“Whether working with local peoples to raise the alarm over destructive wildfires and illegal logging in Brazil; empowering coastal communities to rid their waters of illegal fishing in Liberia; or telling the stories of those who have lost their homes to the climate crisis in Bangladesh, our goal is the same: we take local fights for environmental justice and make them global; reaching the centre of governments and business, to drive action for people and planet,” said Steve Trent, its chief executive.
Royal Botanic Gardens Kew
The Indian Ocean island of Madagascar is one of the world’s biodiversity hotspots, famed for its natural wonders and yet facing acute challenges. Its unique plants and animals, along with the 28 million people who live on it, are being increasingly endangered by drought, wildfires, famine, and deforestation caused by the climate crisis.
Madagascar’s plight was highlightedThe recent Cop26 climate conference in Glasgow heard about how climate-induced famine had forced people from the south to move west and north, putting pressure on natural resources.
The Royal Botanic Gardens, Kew, a UK-based science- and conservation charity, has been helping to address this issue. It has had a large researchIt has been a presence on the island for almost 40 years and is at the forefront worldwide of initiatives to conserve, understand, and catalogue biodiversity.
With many Malagasy people dependent on natural resources such as rosewood, yams, rice and vanilla for their livelihoods, the Kew Madagascar Conservation Centre has been working with local communities to develop resilient agricultural systems, restore denuded land, and protect the island’s abundant biodiversity.
“Using our unique expertise in halting biodiversity loss and protecting precious habitats in Madagascar, we will use funding from the Guardian and Observer appeal to support and enhance the benefits of biodiversity to rural people, through projects planned and delivered in partnership with local communities,” said Paul Wilkin, head of ecosystem stewardship at RBG Kew. “We believe these projects have the potential to transform lives whilst protecting the country’s precious diversity.”

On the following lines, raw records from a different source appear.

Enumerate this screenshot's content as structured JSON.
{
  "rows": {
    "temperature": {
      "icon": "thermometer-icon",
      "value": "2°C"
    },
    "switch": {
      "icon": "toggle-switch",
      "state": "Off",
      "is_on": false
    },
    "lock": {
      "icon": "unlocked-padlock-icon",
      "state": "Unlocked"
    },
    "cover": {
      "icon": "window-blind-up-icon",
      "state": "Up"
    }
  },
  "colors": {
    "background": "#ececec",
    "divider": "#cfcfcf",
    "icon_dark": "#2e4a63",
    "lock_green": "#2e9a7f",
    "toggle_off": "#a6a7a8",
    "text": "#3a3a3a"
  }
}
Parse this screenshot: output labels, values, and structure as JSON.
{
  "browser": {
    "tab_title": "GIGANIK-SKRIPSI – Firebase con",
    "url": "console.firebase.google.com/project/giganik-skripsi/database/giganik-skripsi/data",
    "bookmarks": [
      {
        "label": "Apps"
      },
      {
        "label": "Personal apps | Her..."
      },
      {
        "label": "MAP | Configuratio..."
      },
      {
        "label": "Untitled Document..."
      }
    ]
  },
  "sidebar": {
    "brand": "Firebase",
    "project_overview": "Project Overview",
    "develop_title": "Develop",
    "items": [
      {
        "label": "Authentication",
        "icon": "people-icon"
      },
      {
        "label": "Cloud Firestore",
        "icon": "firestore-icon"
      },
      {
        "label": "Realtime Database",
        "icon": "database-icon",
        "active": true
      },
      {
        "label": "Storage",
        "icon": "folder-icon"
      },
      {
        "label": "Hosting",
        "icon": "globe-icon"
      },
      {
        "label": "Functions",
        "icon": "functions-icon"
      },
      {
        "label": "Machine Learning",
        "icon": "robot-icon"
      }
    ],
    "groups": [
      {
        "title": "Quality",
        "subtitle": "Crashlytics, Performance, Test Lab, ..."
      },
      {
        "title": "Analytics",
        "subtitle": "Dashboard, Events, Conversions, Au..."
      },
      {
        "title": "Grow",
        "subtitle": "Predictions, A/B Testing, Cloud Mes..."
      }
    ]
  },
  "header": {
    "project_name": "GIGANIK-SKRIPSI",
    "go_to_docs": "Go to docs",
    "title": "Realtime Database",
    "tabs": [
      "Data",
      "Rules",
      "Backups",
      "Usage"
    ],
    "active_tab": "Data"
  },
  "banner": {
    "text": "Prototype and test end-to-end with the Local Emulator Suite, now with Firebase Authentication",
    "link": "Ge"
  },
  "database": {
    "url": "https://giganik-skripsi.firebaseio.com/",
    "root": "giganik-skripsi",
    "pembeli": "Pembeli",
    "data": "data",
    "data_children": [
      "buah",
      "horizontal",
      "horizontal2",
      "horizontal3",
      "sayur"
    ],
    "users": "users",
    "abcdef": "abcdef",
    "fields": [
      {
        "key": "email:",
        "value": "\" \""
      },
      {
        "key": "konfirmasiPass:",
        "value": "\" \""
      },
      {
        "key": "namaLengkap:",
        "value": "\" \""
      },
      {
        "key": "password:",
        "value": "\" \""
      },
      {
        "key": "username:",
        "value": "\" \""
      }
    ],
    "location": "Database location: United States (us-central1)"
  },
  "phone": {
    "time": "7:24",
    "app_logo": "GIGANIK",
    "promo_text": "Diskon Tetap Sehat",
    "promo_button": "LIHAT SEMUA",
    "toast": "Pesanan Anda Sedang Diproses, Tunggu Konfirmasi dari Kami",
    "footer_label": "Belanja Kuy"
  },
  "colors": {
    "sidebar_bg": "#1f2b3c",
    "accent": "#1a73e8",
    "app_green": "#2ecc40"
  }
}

Global Greengrants Fund UK
This approach was successfully promoted by Global Greengrants Fund UKIt is to aid communities and individuals at the frontline of the climate crisis to find solutions to extreme weather and environmental degradation.
Using its share of donations to this year’s Guardian and Observer appeal, Global Greengrants Fund UK will work in collaboration with the US-based non-profit CLIMA FundTo identify and award financial micro-grants for grassroots climate projects in Africa and South America.
These projects will develop community-led resilience against climate impacts, protect the rights of indigenous groups and address climate injustice. They also promote environmental initiatives such as water capture, tree planting, and sustainable methods of farming.
Global Greengrants Fund UK was a partner in the Guardian and Observer 2019 charitable appeal, when it regranted its £250,000 share of donations to support local rainforest protection groups in the Amazon basin.
“Answers to the climate crisis exist. They are led primarily by those most affected by, but least responsible for, climate change: Indigenous peoples and women, youth, rural communities, and youth. Together with our partners in the CLIMA Fund and our donors we are supporting these forces for change to protect our shared planet and call for climate justice,” said Eva Rehse, the UK executive director of Global Greengrants Fund.